        Y.sim <- Y1*Z.sim + Y0*(1-Z.sim) # Reveal outcomes according to assignment 
        fit.sim <- lm(Y.sim ~ Z.sim) # Do analysis (Simple regression) 
        p.value <- summary(fit.sim)$coefficients[2,4] # Extract p-values 
        significant.experiments[i] <- (p.value <= alpha) # Determine significance according to p <= 0.05
        }
  powers[j] <- mean(significant.experiments) # store average success rate (power) for each N 
  } 
powers 
##  [1] 0.234 0.272 0.362 0.468 0.648 0.700 0.700 0.808 0.738 0.840 0.786
## [12] 0.878 0.924 0.906 0.972 0.946 0.952 0.970 0.992 0.976 0.994 0.994
## [23] 0.994 0.990 0.990 0.992 0.998 0.994 1.000 0.998 0.998 1.000 0.998
## [34] 1.000 1.000 1.000 1.000 1.000 1.000

The code for this simulation and others is available here. Simulation is a far more flexible, and far more intuitive way to think about power analysis. Even the smallest tweaks to an experimental design are difficult to capture in a formula (adding a second treatment group, for example), but are relatively straightforward to include in a simulation.

In addition to counting up how often your experiments come up statistically significant, you can directly observe the distribution of p-values you’re likely to get. The graph below shows that under these assumptions, you can get expect to get quite a few p-values in the 0.01 range, but that 80% will be below 0.05.

7 How to Change your Design to Improve Your Power

When it comes to statistical power, the only thing that that’s under your control is the design of the experiment. As we’ve seen above, an obvious design choice is the number of subjects to include in the experiment. The more subjects, the higher the power.

However, the number of subjects is not the only design choice that has consequences for power. There are two broad classes of design choices that are especially important in this regard.

There are too many choices to cover in this short article, but check out the Simulation for Power Analysis code page for some ways to get started. But to give a flavor of the simulation approach, consider how you would conduct a power analysis if you wanted to include covariates in your analysis.

If the covariates you include as control variables are strongly related to the outcome, then you’ve dramatically increased the power of your experiment.Unfortunately, the extra power that comes with including control variables is very hard to capture in a compact formula. Almost none of the power formulas found in textbooks or floating around on the internet can provide guidance on what the inclusion of covariates will do for your power.

The answer is simulation.

Here’s a graph that compares the power of an experiment that does control for background attributes to one that does. The R-square of the regression relating income to age and gender is pretty high — around .66 — meaning that the covariates that we have gathered (generated) are highly predictive.
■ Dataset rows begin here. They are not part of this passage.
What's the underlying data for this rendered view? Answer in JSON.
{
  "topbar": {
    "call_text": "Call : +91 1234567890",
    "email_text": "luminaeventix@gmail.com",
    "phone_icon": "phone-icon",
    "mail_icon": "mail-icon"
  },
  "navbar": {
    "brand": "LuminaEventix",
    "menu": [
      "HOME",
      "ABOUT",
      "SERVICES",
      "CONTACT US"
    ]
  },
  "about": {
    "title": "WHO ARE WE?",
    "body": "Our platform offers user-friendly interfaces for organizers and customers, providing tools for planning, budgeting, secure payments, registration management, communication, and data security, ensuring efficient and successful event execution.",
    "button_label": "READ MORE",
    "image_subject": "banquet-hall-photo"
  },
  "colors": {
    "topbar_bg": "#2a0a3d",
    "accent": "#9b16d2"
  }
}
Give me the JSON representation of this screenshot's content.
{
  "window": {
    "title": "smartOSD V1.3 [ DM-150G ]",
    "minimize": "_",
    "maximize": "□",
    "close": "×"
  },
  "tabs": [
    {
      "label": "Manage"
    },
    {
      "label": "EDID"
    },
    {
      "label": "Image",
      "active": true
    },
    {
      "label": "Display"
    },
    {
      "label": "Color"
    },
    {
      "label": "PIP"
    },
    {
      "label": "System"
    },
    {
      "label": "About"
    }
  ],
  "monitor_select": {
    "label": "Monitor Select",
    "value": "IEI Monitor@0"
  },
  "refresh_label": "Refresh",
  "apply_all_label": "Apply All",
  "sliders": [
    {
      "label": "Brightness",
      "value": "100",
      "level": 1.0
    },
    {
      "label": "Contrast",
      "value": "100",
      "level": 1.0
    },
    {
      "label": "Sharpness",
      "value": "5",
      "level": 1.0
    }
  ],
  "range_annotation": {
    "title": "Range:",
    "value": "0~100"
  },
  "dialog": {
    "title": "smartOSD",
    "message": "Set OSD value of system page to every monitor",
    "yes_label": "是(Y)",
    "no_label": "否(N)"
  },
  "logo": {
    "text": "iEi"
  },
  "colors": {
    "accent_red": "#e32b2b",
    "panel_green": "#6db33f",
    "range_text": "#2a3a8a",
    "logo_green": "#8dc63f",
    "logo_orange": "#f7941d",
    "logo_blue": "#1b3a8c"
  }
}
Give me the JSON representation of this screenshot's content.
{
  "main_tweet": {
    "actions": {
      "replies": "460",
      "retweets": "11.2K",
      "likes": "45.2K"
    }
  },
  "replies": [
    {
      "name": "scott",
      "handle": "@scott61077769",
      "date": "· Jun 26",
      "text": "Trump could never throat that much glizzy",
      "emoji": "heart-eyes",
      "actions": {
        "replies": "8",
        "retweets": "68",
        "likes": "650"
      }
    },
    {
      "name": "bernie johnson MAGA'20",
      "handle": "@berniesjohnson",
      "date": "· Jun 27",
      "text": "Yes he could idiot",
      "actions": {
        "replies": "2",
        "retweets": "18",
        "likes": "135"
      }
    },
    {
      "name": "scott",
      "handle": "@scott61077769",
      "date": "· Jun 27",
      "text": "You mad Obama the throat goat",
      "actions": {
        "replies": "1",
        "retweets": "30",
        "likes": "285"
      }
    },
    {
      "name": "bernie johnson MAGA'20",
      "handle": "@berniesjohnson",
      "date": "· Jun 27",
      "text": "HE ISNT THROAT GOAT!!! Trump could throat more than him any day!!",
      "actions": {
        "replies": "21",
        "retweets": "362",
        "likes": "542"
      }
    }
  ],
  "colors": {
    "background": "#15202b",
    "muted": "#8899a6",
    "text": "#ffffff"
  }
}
For a rough comparison, sigma, the level of background noise that the unadjusted model is dealing with, is around 33. This graph shows that at any N, the covariate-adjusted model has more power — so much so that the unadjusted model would need 1500 subjects to achieve what the covariate-adjusted model can do with 500.